EXERCISE GOAL: With the images omitted, return all of the entries exactly as they stand.

Items from an interface collection:
^^^^
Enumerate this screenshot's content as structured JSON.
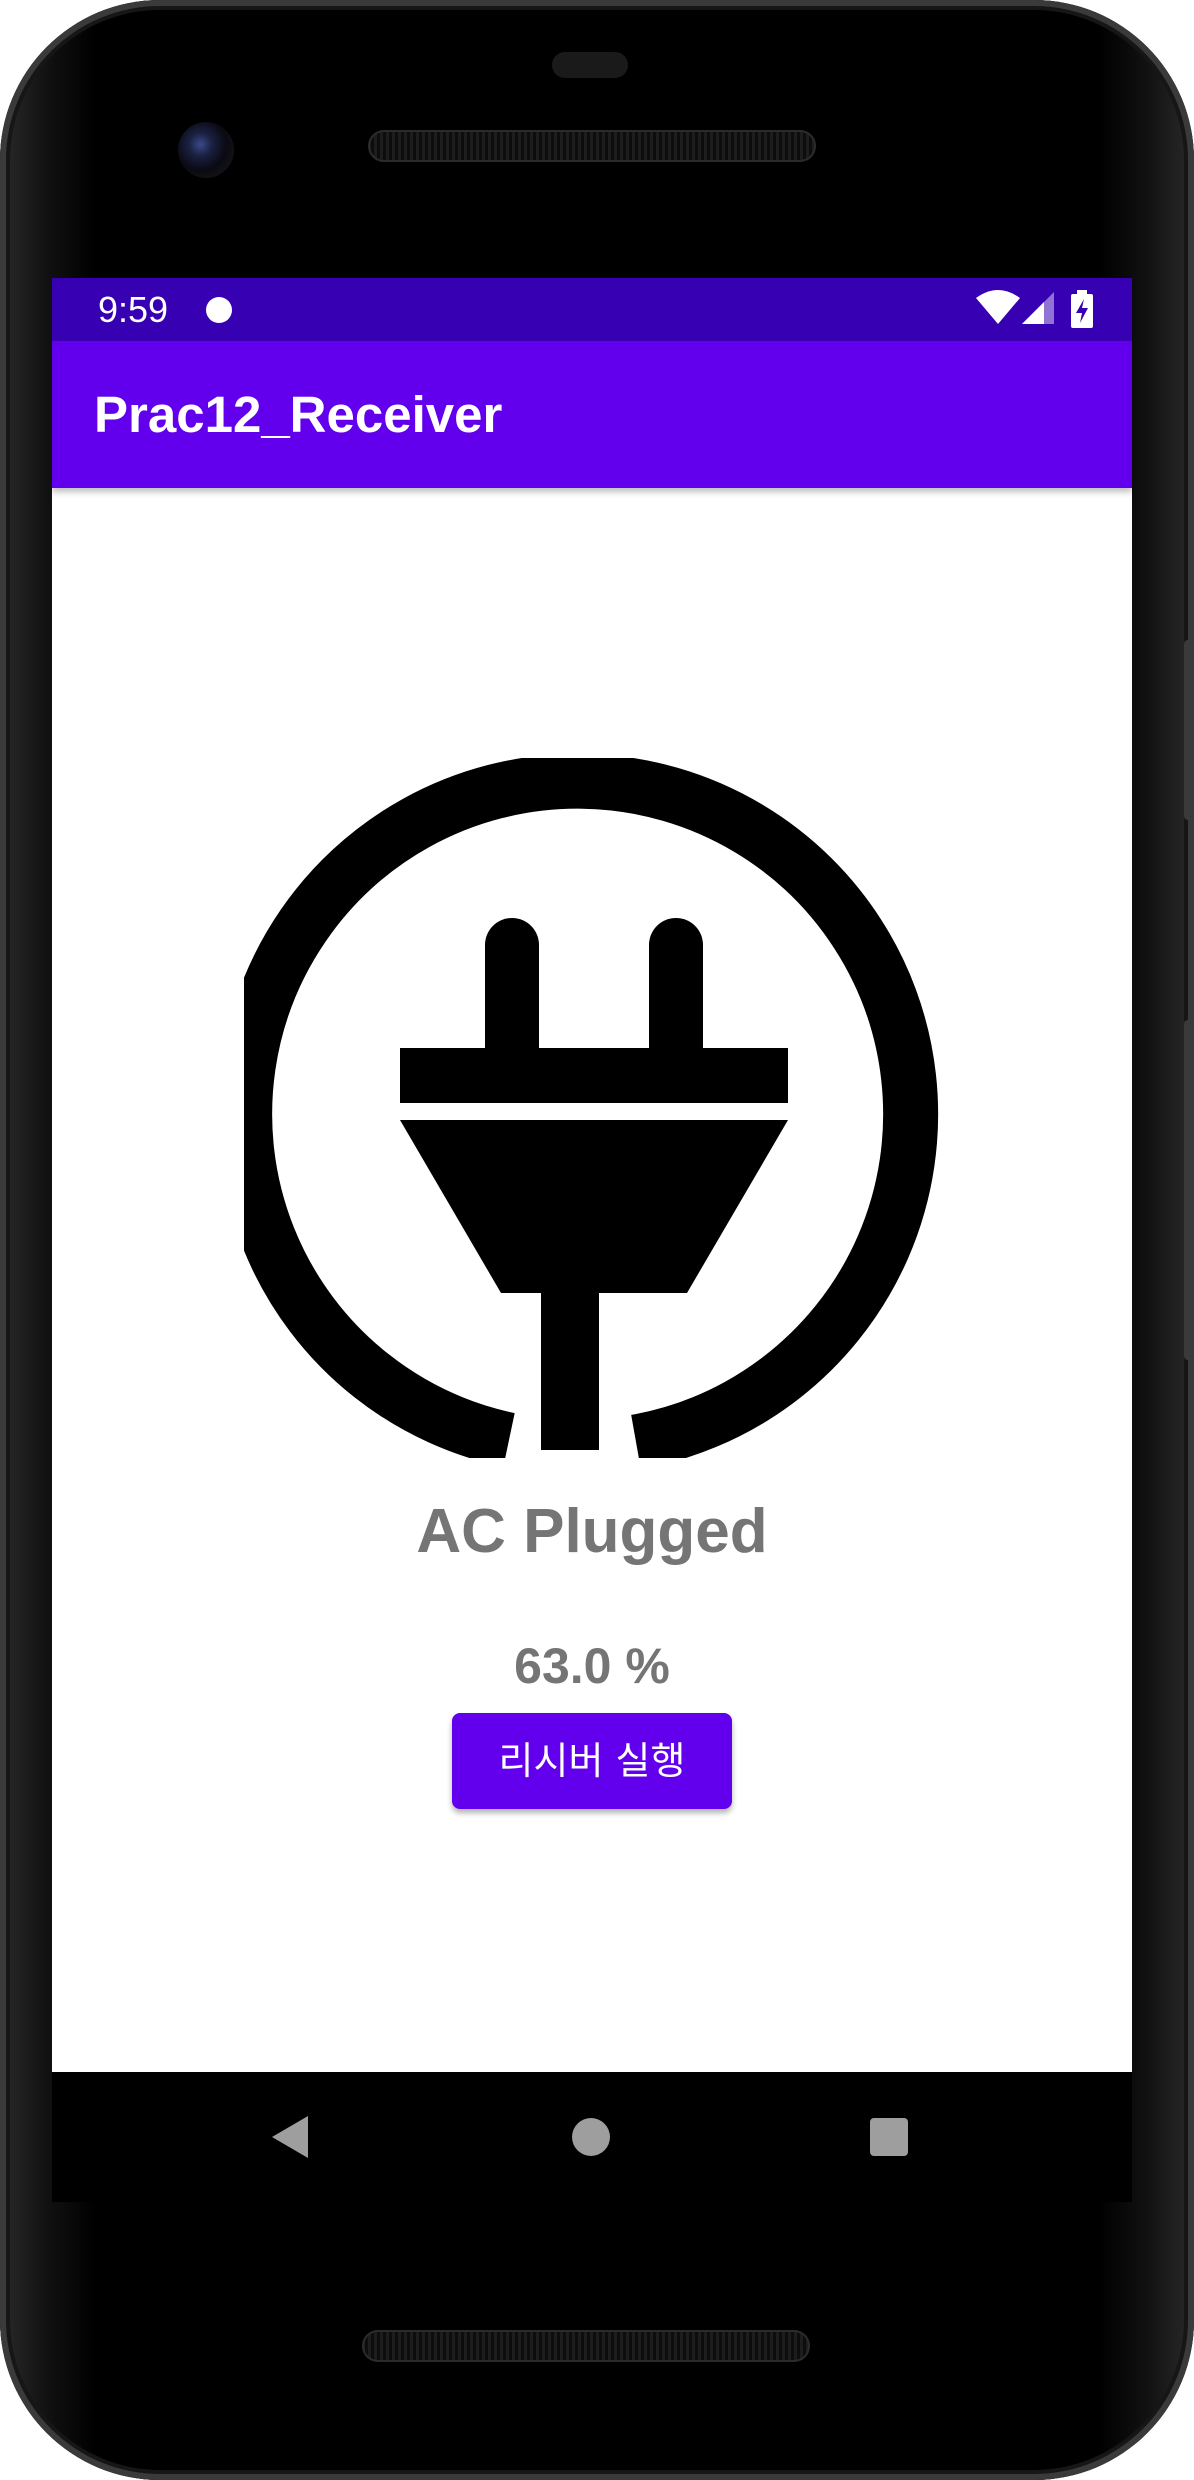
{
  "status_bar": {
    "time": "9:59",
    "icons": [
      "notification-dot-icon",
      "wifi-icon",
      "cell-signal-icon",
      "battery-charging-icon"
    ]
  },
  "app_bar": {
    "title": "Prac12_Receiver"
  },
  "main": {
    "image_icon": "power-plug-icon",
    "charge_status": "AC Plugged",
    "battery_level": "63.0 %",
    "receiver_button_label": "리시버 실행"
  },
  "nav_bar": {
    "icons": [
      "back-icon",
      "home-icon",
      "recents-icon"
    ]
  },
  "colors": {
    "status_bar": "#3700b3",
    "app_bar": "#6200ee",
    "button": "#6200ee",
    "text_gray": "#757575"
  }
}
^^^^
RESULT:
Enumerate this screenshot's content as structured JSON.
{
  "status_bar": {
    "time": "9:59",
    "icons": [
      "notification-dot-icon",
      "wifi-icon",
      "cell-signal-icon",
      "battery-charging-icon"
    ]
  },
  "app_bar": {
    "title": "Prac12_Receiver"
  },
  "main": {
    "image_icon": "power-plug-icon",
    "charge_status": "AC Plugged",
    "battery_level": "63.0 %",
    "receiver_button_label": "리시버 실행"
  },
  "nav_bar": {
    "icons": [
      "back-icon",
      "home-icon",
      "recents-icon"
    ]
  },
  "colors": {
    "status_bar": "#3700b3",
    "app_bar": "#6200ee",
    "button": "#6200ee",
    "text_gray": "#757575"
  }
}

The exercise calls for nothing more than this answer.